The University of Otago is helping train young Cook Island general practitioners in a partnership that could benefit both New Zealand and its Pacific neighbour.
Cook Island-born Dr Kiki Maoate is a Canterbury District Health Board paediatric surgeon and the University of Otago, Christchurch’s Associate Dean, Pacific. As a surgeon, he frequently travels to Pacific countries to operate on children with complex cases. As Christchurch’s Associate Dean, Pacific, he is involved in expanding the University’s involvement in the training of young Pacific Island medical professionals.
Cook Islands-born surgeon leading training development
Dr Maoate says the Cook Islands’ Ministry of Health has developed a rural health diploma for its doctors, in partnership with the University of Otago. The Cook Island government issues the qualification and it can only be used in that country, meaning new skills benefit the local population. It provides a much-needed pathway, not previously available, for Cook Island medical practitioners to progress to being rural health specialists.
Diploma students do a placement in a New Zealand rural health setting as part of the course, so get both experience of a new medical environment and soak up expertise from the Kiwi doctors they work alongside.
New diploma gives Kiwi experience and extra qualification
“One of the benefits of this diploma is that in future these more highly-trained GPs will be able to triage patients in their own country and better determine those patients who really need to come to New Zealand for care.
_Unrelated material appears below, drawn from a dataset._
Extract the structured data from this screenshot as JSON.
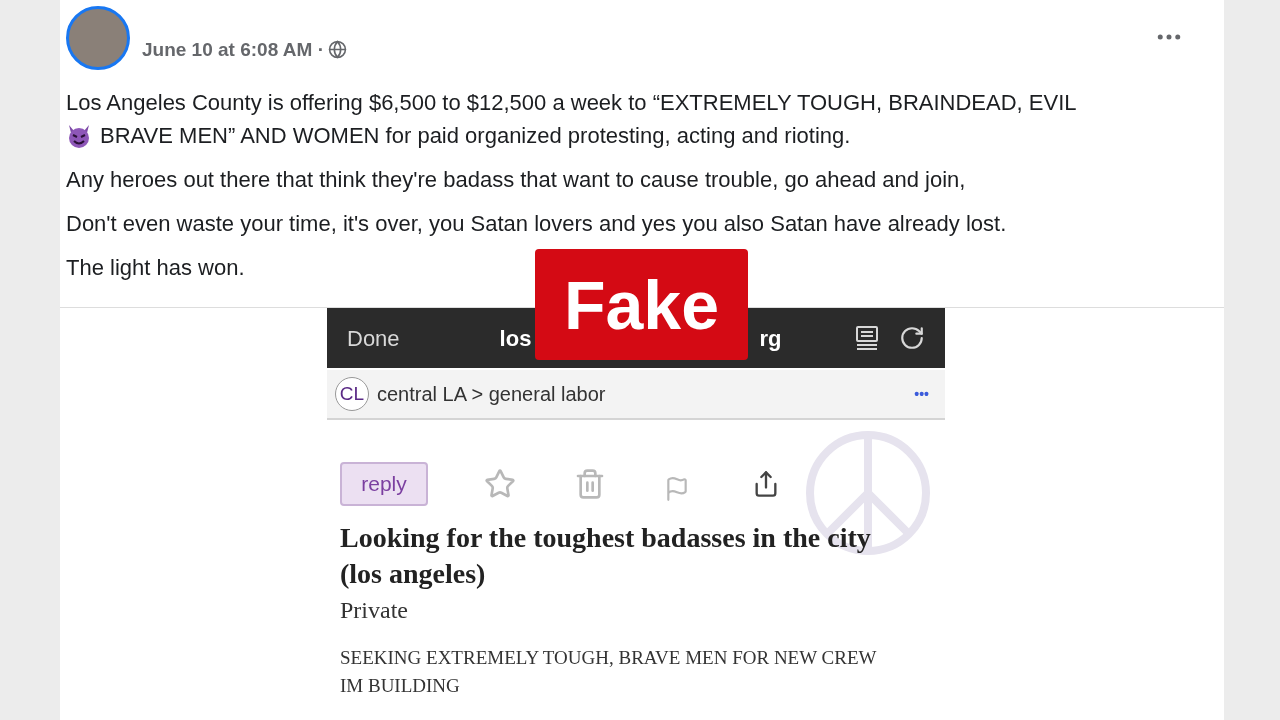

That will save money for New Zealanders as it is expensive to move patients. It will also raise the level of important primary care in the Cook Islands.”